Ben Kirchhoff went back to his London roots with Meadham Kirchhoff’s first collection for men (pictured), not only because he started out with menswear in his pre-Meadham days at Saint Martins but also because, when he first arrived in London, he lived in a squat in the general neighborhood of the imposing Georgian mansion where the duo showed their new work. So that glorious vista of green trees and blue sky (yes, the sun shone for a moment) had once been his. And so had the pell-mell, headily fragranced tumble of clothes, boys, flowers, and skip-surfed remnants with which MK filled the eighteenth-century salons. They’re now a fully fledged cult. The cultists were scarcely disappointed, but anyone else who’s been wondering what might be in the pipeline after the suited, booted sartorial conservatism that many of the fashion boys have been working over the past three days might also catch a glimpse of a possible future in MK’s extravagant wrack of the West.
They were sharing the house with the latest crop of designers that Lulu Kennedy was introducing to the world under the Fashion East banner. Downstairs, Duffy showed his silver jewelry with its occult undertones in a room that could have been built for that purpose alone. And Craig Green, fresh out of Saint Martins, showed eerie, homespun clothes—in calico, cheesecloth, cotton knit, and suede screen-printed to a crunchy finish—which suggested ancient rituals in pagan communities cut off from the world. The Wicker Man was an inspiration. No surprises there.
Ritual also infused Tom Lipop’s tailoring with a colorful Mexican twist, or at least the Day of the Dead did, because his models were made up as leering skulls. The boys were packed away on shelves and in drawers, a memorable way to guarantee maximal impact on a minimal budget. Kit Neale managed the same effect by filling his space with a huge fairground snake, which complemented his extravagant prints (particularly liked the lobster ensemble). Idiosyncrasy, playfulness, and obsession rule in the universe of Fashion East. Marten van der Horst’s heavy-metal mutant T-shirts had all that.
Donatella Versace has announced July 1 as the date for the Atelier Versace runway show after making a quiet return to the Paris Couture calendar last season with a small presentation. This time around, the label will have two shows at the Ritz Paris—the location of Gianni Versace’s last runway show in 1997. [WWD]
An Abercrombie & Fitch on Savile Row? Not if the staffers at The Chap magazine can help it. The Chap employees dressed up in three-piece suits and staged a demonstration against Abercombie to express their discontent with the retailer for opening on the famed bespoke tailoring street. [Styleite]

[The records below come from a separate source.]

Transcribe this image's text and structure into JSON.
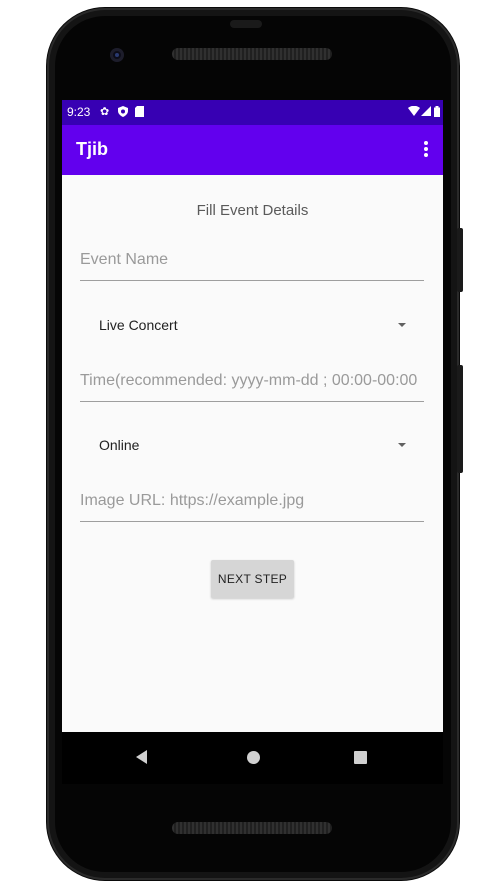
{
  "statusbar": {
    "time": "9:23",
    "icons": [
      "settings-icon",
      "shield-icon",
      "sd-card-icon",
      "wifi-icon",
      "signal-icon",
      "battery-icon"
    ]
  },
  "appbar": {
    "title": "Tjib",
    "menu_icon": "overflow-menu-icon"
  },
  "form": {
    "title": "Fill Event Details",
    "event_name": {
      "value": "",
      "placeholder": "Event Name"
    },
    "category": {
      "selected": "Live Concert"
    },
    "time": {
      "value": "",
      "placeholder": "Time(recommended: yyyy-mm-dd ; 00:00-00:00"
    },
    "location_type": {
      "selected": "Online"
    },
    "image_url": {
      "value": "",
      "placeholder": "Image URL: https://example.jpg"
    },
    "next_label": "NEXT STEP"
  },
  "navbar": {
    "icons": [
      "back-icon",
      "home-icon",
      "recents-icon"
    ]
  },
  "colors": {
    "status_bar": "#3700b3",
    "app_bar": "#6200ee",
    "background": "#fafafa",
    "button": "#d6d6d6"
  }
}
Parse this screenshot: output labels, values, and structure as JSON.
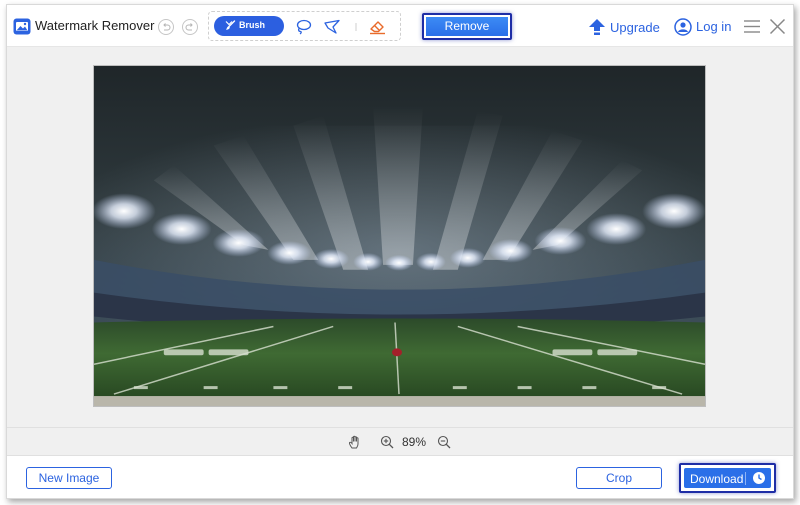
{
  "app": {
    "title": "Watermark Remover"
  },
  "toolbar": {
    "brush_label": "Brush",
    "remove_label": "Remove",
    "upgrade_label": "Upgrade",
    "login_label": "Log in"
  },
  "canvas": {
    "zoom_level": "89%"
  },
  "footer": {
    "new_image_label": "New Image",
    "crop_label": "Crop",
    "download_label": "Download"
  },
  "colors": {
    "accent": "#2c63e0",
    "highlight_border": "#1e2da6",
    "eraser": "#e96b2b"
  }
}
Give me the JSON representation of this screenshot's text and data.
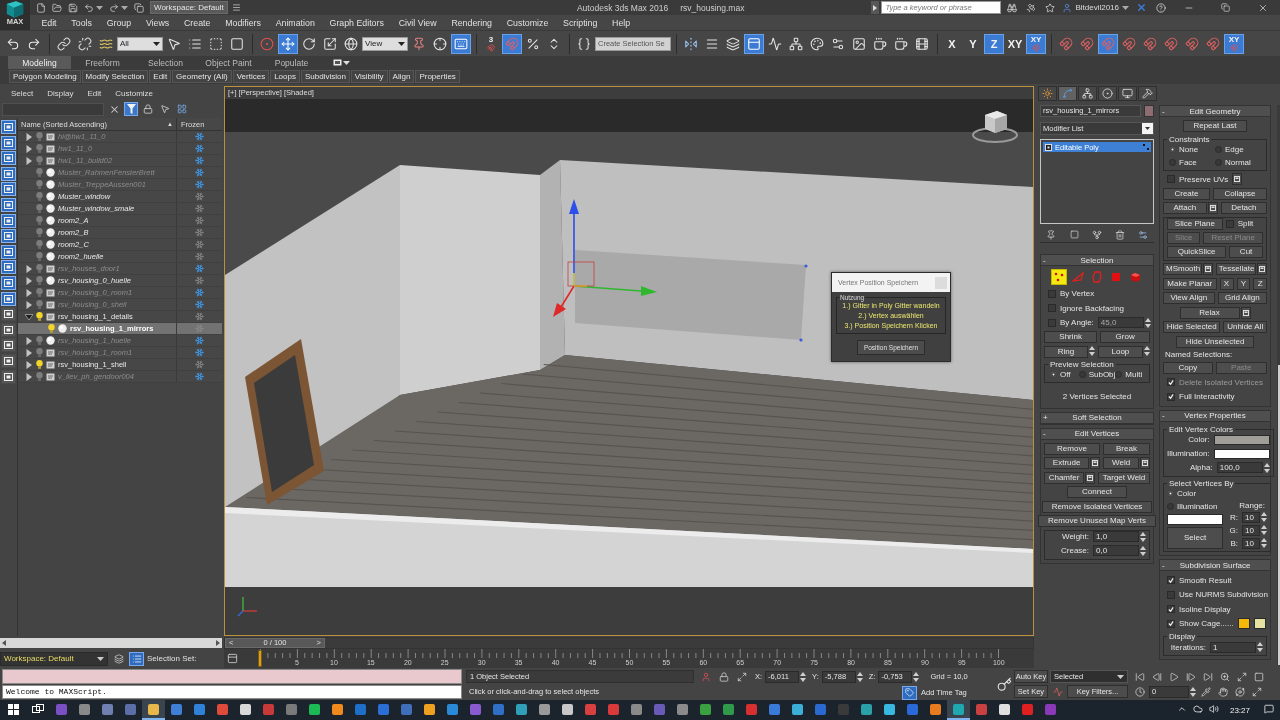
{
  "title_bar": {
    "logo": "MAX",
    "workspace": "Workspace: Default",
    "title": "Autodesk 3ds Max 2016",
    "file": "rsv_housing.max",
    "search": {
      "placeholder": "Type a keyword or phrase"
    },
    "user": "Bitdevil2016"
  },
  "menu_bar": [
    "Edit",
    "Tools",
    "Group",
    "Views",
    "Create",
    "Modifiers",
    "Animation",
    "Graph Editors",
    "Civil View",
    "Rendering",
    "Customize",
    "Scripting",
    "Help"
  ],
  "main_toolbar": {
    "groups": [
      [
        {
          "kind": "undo",
          "active": false
        },
        {
          "kind": "redo",
          "active": false
        }
      ],
      [
        {
          "kind": "link",
          "active": false
        },
        {
          "kind": "unlink",
          "active": false
        },
        {
          "kind": "bind",
          "active": false
        },
        {
          "kind": "dropdown",
          "value": "All"
        },
        {
          "kind": "select",
          "active": false
        },
        {
          "kind": "byname",
          "active": false
        },
        {
          "kind": "region",
          "active": false
        },
        {
          "kind": "crossing",
          "active": false
        }
      ],
      [
        {
          "kind": "manipulator",
          "active": false
        },
        {
          "kind": "move",
          "active": true
        },
        {
          "kind": "rotate",
          "active": false
        },
        {
          "kind": "scale",
          "active": false
        },
        {
          "kind": "place",
          "active": false
        },
        {
          "kind": "dropdown",
          "value": "View"
        },
        {
          "kind": "pivot",
          "active": false
        },
        {
          "kind": "crosshair",
          "active": false
        },
        {
          "kind": "keyboard",
          "active": true
        }
      ],
      [
        {
          "kind": "textsnap",
          "label": "3",
          "active": false
        },
        {
          "kind": "magnet",
          "active": true
        },
        {
          "kind": "percent",
          "active": false
        },
        {
          "kind": "spinner",
          "active": false
        }
      ],
      [
        {
          "kind": "namedsel",
          "active": false
        },
        {
          "kind": "field",
          "value": "Create Selection Se"
        }
      ],
      [
        {
          "kind": "mirror",
          "active": false
        },
        {
          "kind": "align",
          "active": false
        },
        {
          "kind": "layers",
          "active": false
        },
        {
          "kind": "ribbon",
          "active": true
        },
        {
          "kind": "curves",
          "active": false
        },
        {
          "kind": "schematic",
          "active": false
        },
        {
          "kind": "material",
          "active": false
        },
        {
          "kind": "rendersetup",
          "active": false
        },
        {
          "kind": "frame",
          "active": false
        },
        {
          "kind": "render",
          "active": false
        },
        {
          "kind": "render",
          "active": false
        },
        {
          "kind": "film",
          "active": false
        }
      ],
      [
        {
          "kind": "text",
          "label": "X",
          "active": false
        },
        {
          "kind": "text",
          "label": "Y",
          "active": false
        },
        {
          "kind": "text",
          "label": "Z",
          "active": true
        },
        {
          "kind": "text",
          "label": "XY",
          "active": false
        },
        {
          "kind": "textsnap",
          "label": "XY",
          "active": true
        }
      ],
      [
        {
          "kind": "magnet",
          "active": false
        },
        {
          "kind": "magnet",
          "active": false
        },
        {
          "kind": "magnet",
          "active": true
        },
        {
          "kind": "magnet",
          "active": false
        },
        {
          "kind": "magnet",
          "active": false
        },
        {
          "kind": "magnet",
          "active": false
        },
        {
          "kind": "magnet",
          "active": false
        },
        {
          "kind": "magnet",
          "active": false
        },
        {
          "kind": "textsnap",
          "label": "XY",
          "active": true
        }
      ]
    ]
  },
  "ribbon": {
    "tabs": [
      {
        "label": "Modeling",
        "selected": true
      },
      {
        "label": "Freeform",
        "selected": false
      },
      {
        "label": "Selection",
        "selected": false
      },
      {
        "label": "Object Paint",
        "selected": false
      },
      {
        "label": "Populate",
        "selected": false
      }
    ],
    "panels": [
      "Polygon Modeling",
      "Modify Selection",
      "Edit",
      "Geometry (All)",
      "Vertices",
      "Loops",
      "Subdivision",
      "Visibility",
      "Align",
      "Properties"
    ]
  },
  "scene_explorer": {
    "menu": [
      "Select",
      "Display",
      "Edit",
      "Customize"
    ],
    "filter_on": true,
    "display_filters": [
      {
        "active": true
      },
      {
        "active": true
      },
      {
        "active": true
      },
      {
        "active": true
      },
      {
        "active": true
      },
      {
        "active": true
      },
      {
        "active": true
      },
      {
        "active": true
      },
      {
        "active": true
      },
      {
        "active": true
      },
      {
        "active": true
      },
      {
        "active": true
      },
      {
        "active": false
      },
      {
        "active": false
      },
      {
        "active": false
      },
      {
        "active": false
      },
      {
        "active": false
      }
    ],
    "columns": [
      "Name (Sorted Ascending)",
      "Frozen"
    ],
    "sort_mark": "▲",
    "items": [
      {
        "name": "hi@hw1_11_0",
        "kind": "group",
        "has_children": true,
        "expanded": false,
        "visible": false,
        "frozen": true,
        "selected": false
      },
      {
        "name": "hw1_11_0",
        "kind": "group",
        "has_children": true,
        "expanded": false,
        "visible": false,
        "frozen": true,
        "selected": false
      },
      {
        "name": "hw1_11_build02",
        "kind": "group",
        "has_children": true,
        "expanded": false,
        "visible": false,
        "frozen": true,
        "selected": false
      },
      {
        "name": "Muster_RahmenFensterBrett",
        "kind": "object",
        "has_children": false,
        "visible": false,
        "frozen": true,
        "selected": false
      },
      {
        "name": "Muster_TreppeAussen001",
        "kind": "object",
        "has_children": false,
        "visible": false,
        "frozen": true,
        "selected": false
      },
      {
        "name": "Muster_window",
        "kind": "object",
        "has_children": false,
        "visible": false,
        "frozen": false,
        "selected": false
      },
      {
        "name": "Muster_window_smale",
        "kind": "object",
        "has_children": false,
        "visible": false,
        "frozen": false,
        "selected": false
      },
      {
        "name": "room2_A",
        "kind": "object",
        "has_children": false,
        "visible": false,
        "frozen": false,
        "selected": false
      },
      {
        "name": "room2_B",
        "kind": "object",
        "has_children": false,
        "visible": false,
        "frozen": false,
        "selected": false
      },
      {
        "name": "room2_C",
        "kind": "object",
        "has_children": false,
        "visible": false,
        "frozen": false,
        "selected": false
      },
      {
        "name": "room2_huelle",
        "kind": "object",
        "has_children": false,
        "visible": false,
        "frozen": false,
        "selected": false
      },
      {
        "name": "rsv_houses_door1",
        "kind": "group",
        "has_children": true,
        "expanded": false,
        "visible": false,
        "frozen": true,
        "selected": false
      },
      {
        "name": "rsv_housing_0_huelle",
        "kind": "object",
        "has_children": true,
        "expanded": false,
        "visible": false,
        "frozen": false,
        "selected": false
      },
      {
        "name": "rsv_housing_0_room1",
        "kind": "group",
        "has_children": true,
        "expanded": false,
        "visible": false,
        "frozen": true,
        "selected": false
      },
      {
        "name": "rsv_housing_0_shell",
        "kind": "group",
        "has_children": true,
        "expanded": false,
        "visible": false,
        "frozen": true,
        "selected": false
      },
      {
        "name": "rsv_housing_1_details",
        "kind": "group",
        "has_children": true,
        "expanded": true,
        "visible": true,
        "frozen": false,
        "selected": false,
        "children": [
          {
            "name": "rsv_housing_1_mirrors",
            "kind": "object",
            "has_children": false,
            "visible": true,
            "frozen": false,
            "selected": true
          }
        ]
      },
      {
        "name": "rsv_housing_1_huelle",
        "kind": "object",
        "has_children": true,
        "expanded": false,
        "visible": false,
        "frozen": true,
        "selected": false
      },
      {
        "name": "rsv_housing_1_room1",
        "kind": "group",
        "has_children": true,
        "expanded": false,
        "visible": false,
        "frozen": true,
        "selected": false
      },
      {
        "name": "rsv_housing_1_shell",
        "kind": "group",
        "has_children": true,
        "expanded": false,
        "visible": true,
        "frozen": false,
        "selected": false
      },
      {
        "name": "v_ilev_ph_gendoor004",
        "kind": "group",
        "has_children": true,
        "expanded": false,
        "visible": false,
        "frozen": true,
        "selected": false
      }
    ]
  },
  "viewport": {
    "labels": [
      "[+]",
      "[Perspective]",
      "[Shaded]"
    ]
  },
  "dialog": {
    "title": "Vertex Position Speichern",
    "group_title": "Nutzung",
    "steps": [
      "1.) Gitter in Poly Gitter wandeln",
      "2.) Vertex auswählen",
      "3.) Position Speichern Klicken"
    ],
    "button": "Position Speichern"
  },
  "command_panel": {
    "tabs": [
      {
        "kind": "create",
        "selected": false
      },
      {
        "kind": "modify",
        "selected": true
      },
      {
        "kind": "hierarchy",
        "selected": false
      },
      {
        "kind": "motion",
        "selected": false
      },
      {
        "kind": "display",
        "selected": false
      },
      {
        "kind": "utilities",
        "selected": false
      }
    ],
    "object_name": "rsv_housing_1_mirrors",
    "modifier_list": "Modifier List",
    "stack": [
      {
        "label": "Editable Poly",
        "selected": true
      }
    ],
    "left_rollouts": [
      {
        "sign": "-",
        "title": "Selection",
        "rows": [
          {
            "kind": "subobjects",
            "items": [
              {
                "kind": "vertex",
                "selected": true
              },
              {
                "kind": "edge",
                "selected": false
              },
              {
                "kind": "border",
                "selected": false
              },
              {
                "kind": "polygon",
                "selected": false
              },
              {
                "kind": "element",
                "selected": false
              }
            ]
          },
          {
            "kind": "check",
            "label": "By Vertex",
            "checked": false,
            "disabled": false,
            "settings": false
          },
          {
            "kind": "check",
            "label": "Ignore Backfacing",
            "checked": false,
            "disabled": false,
            "settings": false
          },
          {
            "kind": "check_spinner",
            "label": "By Angle:",
            "checked": false,
            "value": "45,0"
          },
          {
            "kind": "buttons",
            "items": [
              {
                "kind": "button",
                "label": "Shrink",
                "disabled": false,
                "settings": false
              },
              {
                "kind": "button",
                "label": "Grow",
                "disabled": false,
                "settings": false
              }
            ]
          },
          {
            "kind": "buttons",
            "items": [
              {
                "kind": "spin_button",
                "label": "Ring",
                "disabled": false,
                "settings": false
              },
              {
                "kind": "spin_button",
                "label": "Loop",
                "disabled": false,
                "settings": false
              }
            ]
          },
          {
            "kind": "group",
            "title": "Preview Selection",
            "rows": [
              {
                "kind": "radios",
                "items": [
                  {
                    "label": "Off",
                    "selected": true
                  },
                  {
                    "label": "SubObj",
                    "selected": false
                  },
                  {
                    "label": "Multi",
                    "selected": false
                  }
                ]
              }
            ]
          },
          {
            "kind": "status",
            "text": "2 Vertices Selected"
          }
        ]
      },
      {
        "sign": "+",
        "title": "Soft Selection"
      },
      {
        "sign": "-",
        "title": "Edit Vertices",
        "rows": [
          {
            "kind": "buttons",
            "items": [
              {
                "kind": "button",
                "label": "Remove",
                "disabled": false,
                "settings": false
              },
              {
                "kind": "button",
                "label": "Break",
                "disabled": false,
                "settings": false
              }
            ]
          },
          {
            "kind": "buttons",
            "items": [
              {
                "kind": "button",
                "label": "Extrude",
                "disabled": false,
                "settings": true
              },
              {
                "kind": "button",
                "label": "Weld",
                "disabled": false,
                "settings": true
              }
            ]
          },
          {
            "kind": "buttons",
            "items": [
              {
                "kind": "button",
                "label": "Chamfer",
                "disabled": false,
                "settings": true
              },
              {
                "kind": "button",
                "label": "Target Weld",
                "disabled": false,
                "settings": false
              }
            ]
          },
          {
            "kind": "buttons",
            "items": [
              {
                "kind": "button",
                "label": "Connect",
                "disabled": false,
                "settings": false
              }
            ]
          },
          {
            "kind": "buttons",
            "items": [
              {
                "kind": "button",
                "label": "Remove Isolated Vertices",
                "disabled": false,
                "settings": false
              }
            ]
          },
          {
            "kind": "buttons",
            "items": [
              {
                "kind": "button",
                "label": "Remove Unused Map Verts",
                "disabled": false,
                "settings": false
              }
            ]
          },
          {
            "kind": "group",
            "rows": [
              {
                "kind": "spinner",
                "label": "Weight:",
                "value": "1,0"
              },
              {
                "kind": "spinner",
                "label": "Crease:",
                "value": "0,0"
              }
            ]
          }
        ]
      }
    ],
    "right_rollouts": [
      {
        "sign": "-",
        "title": "Edit Geometry",
        "rows": [
          {
            "kind": "buttons",
            "items": [
              {
                "kind": "button",
                "label": "Repeat Last",
                "disabled": false,
                "settings": false
              }
            ]
          },
          {
            "kind": "group",
            "title": "Constraints",
            "rows": [
              {
                "kind": "radios",
                "items": [
                  {
                    "label": "None",
                    "selected": true
                  },
                  {
                    "label": "Edge",
                    "selected": false
                  },
                  {
                    "label": "Face",
                    "selected": false
                  },
                  {
                    "label": "Normal",
                    "selected": false
                  }
                ]
              }
            ]
          },
          {
            "kind": "check",
            "label": "Preserve UVs",
            "checked": false,
            "disabled": false,
            "settings": true
          },
          {
            "kind": "buttons",
            "items": [
              {
                "kind": "button",
                "label": "Create",
                "disabled": false,
                "settings": false
              },
              {
                "kind": "button",
                "label": "Collapse",
                "disabled": false,
                "settings": false
              }
            ]
          },
          {
            "kind": "buttons",
            "items": [
              {
                "kind": "button",
                "label": "Attach",
                "disabled": false,
                "settings": true
              },
              {
                "kind": "button",
                "label": "Detach",
                "disabled": false,
                "settings": false
              }
            ]
          },
          {
            "kind": "group",
            "rows": [
              {
                "kind": "buttons",
                "items": [
                  {
                    "kind": "button",
                    "label": "Slice Plane",
                    "disabled": false,
                    "settings": false
                  },
                  {
                    "kind": "check",
                    "label": "Split",
                    "checked": false,
                    "disabled": false,
                    "settings": false
                  }
                ]
              },
              {
                "kind": "buttons",
                "items": [
                  {
                    "kind": "button",
                    "label": "Slice",
                    "disabled": true,
                    "settings": false
                  },
                  {
                    "kind": "button",
                    "label": "Reset Plane",
                    "disabled": true,
                    "settings": false
                  }
                ]
              },
              {
                "kind": "buttons",
                "items": [
                  {
                    "kind": "button",
                    "label": "QuickSlice",
                    "disabled": false,
                    "settings": false
                  },
                  {
                    "kind": "button",
                    "label": "Cut",
                    "disabled": false,
                    "settings": false
                  }
                ]
              }
            ]
          },
          {
            "kind": "buttons",
            "items": [
              {
                "kind": "button",
                "label": "MSmooth",
                "disabled": false,
                "settings": true
              },
              {
                "kind": "button",
                "label": "Tessellate",
                "disabled": false,
                "settings": true
              }
            ]
          },
          {
            "kind": "buttons",
            "items": [
              {
                "kind": "button",
                "label": "Make Planar",
                "disabled": false,
                "settings": false
              },
              {
                "kind": "button",
                "label": "X",
                "disabled": false,
                "settings": false
              },
              {
                "kind": "button",
                "label": "Y",
                "disabled": false,
                "settings": false
              },
              {
                "kind": "button",
                "label": "Z",
                "disabled": false,
                "settings": false
              }
            ]
          },
          {
            "kind": "buttons",
            "items": [
              {
                "kind": "button",
                "label": "View Align",
                "disabled": false,
                "settings": false
              },
              {
                "kind": "button",
                "label": "Grid Align",
                "disabled": false,
                "settings": false
              }
            ]
          },
          {
            "kind": "buttons",
            "items": [
              {
                "kind": "button",
                "label": "Relax",
                "disabled": false,
                "settings": true
              }
            ]
          },
          {
            "kind": "buttons",
            "items": [
              {
                "kind": "button",
                "label": "Hide Selected",
                "disabled": false,
                "settings": false
              },
              {
                "kind": "button",
                "label": "Unhide All",
                "disabled": false,
                "settings": false
              }
            ]
          },
          {
            "kind": "buttons",
            "items": [
              {
                "kind": "button",
                "label": "Hide Unselected",
                "disabled": false,
                "settings": false
              }
            ]
          },
          {
            "kind": "label",
            "text": "Named Selections:"
          },
          {
            "kind": "buttons",
            "items": [
              {
                "kind": "button",
                "label": "Copy",
                "disabled": false,
                "settings": false
              },
              {
                "kind": "button",
                "label": "Paste",
                "disabled": true,
                "settings": false
              }
            ]
          },
          {
            "kind": "check",
            "label": "Delete Isolated Vertices",
            "checked": true,
            "disabled": true,
            "settings": false
          },
          {
            "kind": "check",
            "label": "Full Interactivity",
            "checked": true,
            "disabled": false,
            "settings": false
          }
        ]
      },
      {
        "sign": "-",
        "title": "Vertex Properties",
        "rows": [
          {
            "kind": "group",
            "title": "Edit Vertex Colors",
            "rows": [
              {
                "kind": "swatch",
                "label": "Color:",
                "color": "#a19e9a"
              },
              {
                "kind": "swatch",
                "label": "Illumination:",
                "color": "#ffffff"
              },
              {
                "kind": "spinner",
                "label": "Alpha:",
                "value": "100,0"
              }
            ]
          },
          {
            "kind": "group",
            "title": "Select Vertices By",
            "rows": [
              {
                "kind": "select_by",
                "radios": [
                  {
                    "label": "Color",
                    "selected": true
                  },
                  {
                    "label": "Illumination",
                    "selected": false
                  }
                ],
                "color": "#ffffff",
                "button": "Select",
                "range_label": "Range:",
                "channels": [
                  {
                    "label": "R:",
                    "value": "10"
                  },
                  {
                    "label": "G:",
                    "value": "10"
                  },
                  {
                    "label": "B:",
                    "value": "10"
                  }
                ]
              }
            ]
          }
        ]
      },
      {
        "sign": "-",
        "title": "Subdivision Surface",
        "rows": [
          {
            "kind": "check",
            "label": "Smooth Result",
            "checked": true,
            "disabled": false,
            "settings": false
          },
          {
            "kind": "check",
            "label": "Use NURMS Subdivision",
            "checked": false,
            "disabled": false,
            "settings": false
          },
          {
            "kind": "check",
            "label": "Isoline Display",
            "checked": true,
            "disabled": false,
            "settings": false
          },
          {
            "kind": "check",
            "label": "Show Cage......",
            "checked": true,
            "disabled": false,
            "settings": false,
            "swatches": [
              {
                "color": "#f5b90a"
              },
              {
                "color": "#e6e3a2"
              }
            ]
          },
          {
            "kind": "group",
            "title": "Display",
            "rows": [
              {
                "kind": "spinner",
                "label": "Iterations:",
                "value": "1"
              }
            ]
          }
        ]
      }
    ]
  },
  "time_slider": {
    "prev": "<",
    "label": "0 / 100",
    "next": ">",
    "level": 0
  },
  "track_bar": {
    "workspace": "Workspace: Default",
    "selection_set": "Selection Set:",
    "ticks": [
      "5",
      "10",
      "15",
      "20",
      "25",
      "30",
      "35",
      "40",
      "45",
      "50",
      "55",
      "60",
      "65",
      "70",
      "75",
      "80",
      "85",
      "90",
      "95",
      "100"
    ]
  },
  "status_bar": {
    "maxscript_output": "Welcome to MAXScript.",
    "selection_info": "1 Object Selected",
    "prompt": "Click or click-and-drag to select objects",
    "coords": [
      {
        "label": "X:",
        "value": "-6,011"
      },
      {
        "label": "Y:",
        "value": "-5,788"
      },
      {
        "label": "Z:",
        "value": "-0,753"
      }
    ],
    "grid": "Grid = 10,0",
    "time_tag": "Add Time Tag"
  },
  "animation_controls": {
    "auto_key": "Auto Key",
    "key_mode": "Selected",
    "set_key": "Set Key",
    "key_filters": "Key Filters...",
    "frame": "0"
  },
  "taskbar": {
    "apps": [
      {
        "color": "#7b4fc4",
        "active": false
      },
      {
        "color": "#8a8a8a",
        "active": false
      },
      {
        "color": "#6f7fb0",
        "active": false
      },
      {
        "color": "#5b6ea8",
        "active": false
      },
      {
        "color": "#e8b84a",
        "active": true
      },
      {
        "color": "#3f7fd6",
        "active": false
      },
      {
        "color": "#2f82d8",
        "active": false
      },
      {
        "color": "#e04a3b",
        "active": false
      },
      {
        "color": "#d9d9d9",
        "active": false
      },
      {
        "color": "#c83a3a",
        "active": false
      },
      {
        "color": "#7a7a7a",
        "active": false
      },
      {
        "color": "#1db954",
        "active": false
      },
      {
        "color": "#f08a1c",
        "active": false
      },
      {
        "color": "#1e6fc8",
        "active": false
      },
      {
        "color": "#2b6fd6",
        "active": false
      },
      {
        "color": "#3f6fb8",
        "active": false
      },
      {
        "color": "#f0a020",
        "active": false
      },
      {
        "color": "#2a8ad8",
        "active": false
      },
      {
        "color": "#8a5ad0",
        "active": false
      },
      {
        "color": "#2f6fc8",
        "active": false
      },
      {
        "color": "#2fa0b8",
        "active": false
      },
      {
        "color": "#9a9a9a",
        "active": false
      },
      {
        "color": "#c8c8c8",
        "active": false
      },
      {
        "color": "#d84040",
        "active": false
      },
      {
        "color": "#d83a3a",
        "active": false
      },
      {
        "color": "#8a8a8a",
        "active": false
      },
      {
        "color": "#6a5ab8",
        "active": false
      },
      {
        "color": "#8b8b8b",
        "active": false
      },
      {
        "color": "#3aa040",
        "active": false
      },
      {
        "color": "#2f9a4a",
        "active": false
      },
      {
        "color": "#d83030",
        "active": false
      },
      {
        "color": "#3a7ad8",
        "active": false
      },
      {
        "color": "#3ab0d8",
        "active": false
      },
      {
        "color": "#2a6ad0",
        "active": false
      },
      {
        "color": "#3a3a3a",
        "active": false
      },
      {
        "color": "#2aa0a8",
        "active": false
      },
      {
        "color": "#38b8e0",
        "active": false
      },
      {
        "color": "#2a6ad8",
        "active": false
      },
      {
        "color": "#e87a20",
        "active": false
      },
      {
        "color": "#1fa8b0",
        "active": true
      },
      {
        "color": "#c84040",
        "active": false
      },
      {
        "color": "#e0e0e0",
        "active": false
      },
      {
        "color": "#e02020",
        "active": false
      },
      {
        "color": "#8a3ab8",
        "active": false
      }
    ],
    "clock": "23:27"
  }
}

Tod’s chief Diego Della Valle unveiled his new high-speed train service, the NTV Italo, this past weekend in Italy. The train, developed with Ferrari president Luca di Montezemolo, will run through nine cities and includes all the works, such as seats made of Poltrona Frau hides, gourmet Eataly delicacies, and a cinema coach. [WWD]
Victoria Beckham is lending her support to young designer Christopher Raeburn. Though she is known to step out in her own designs, Beckham recently bought one of Raeburn’s waterproof jackets and “tweeted a picture of herself in Beijing standing next to one of Raeburn’s inflatable squirrel installations,” according to British Vogue. [Vogue U.K.]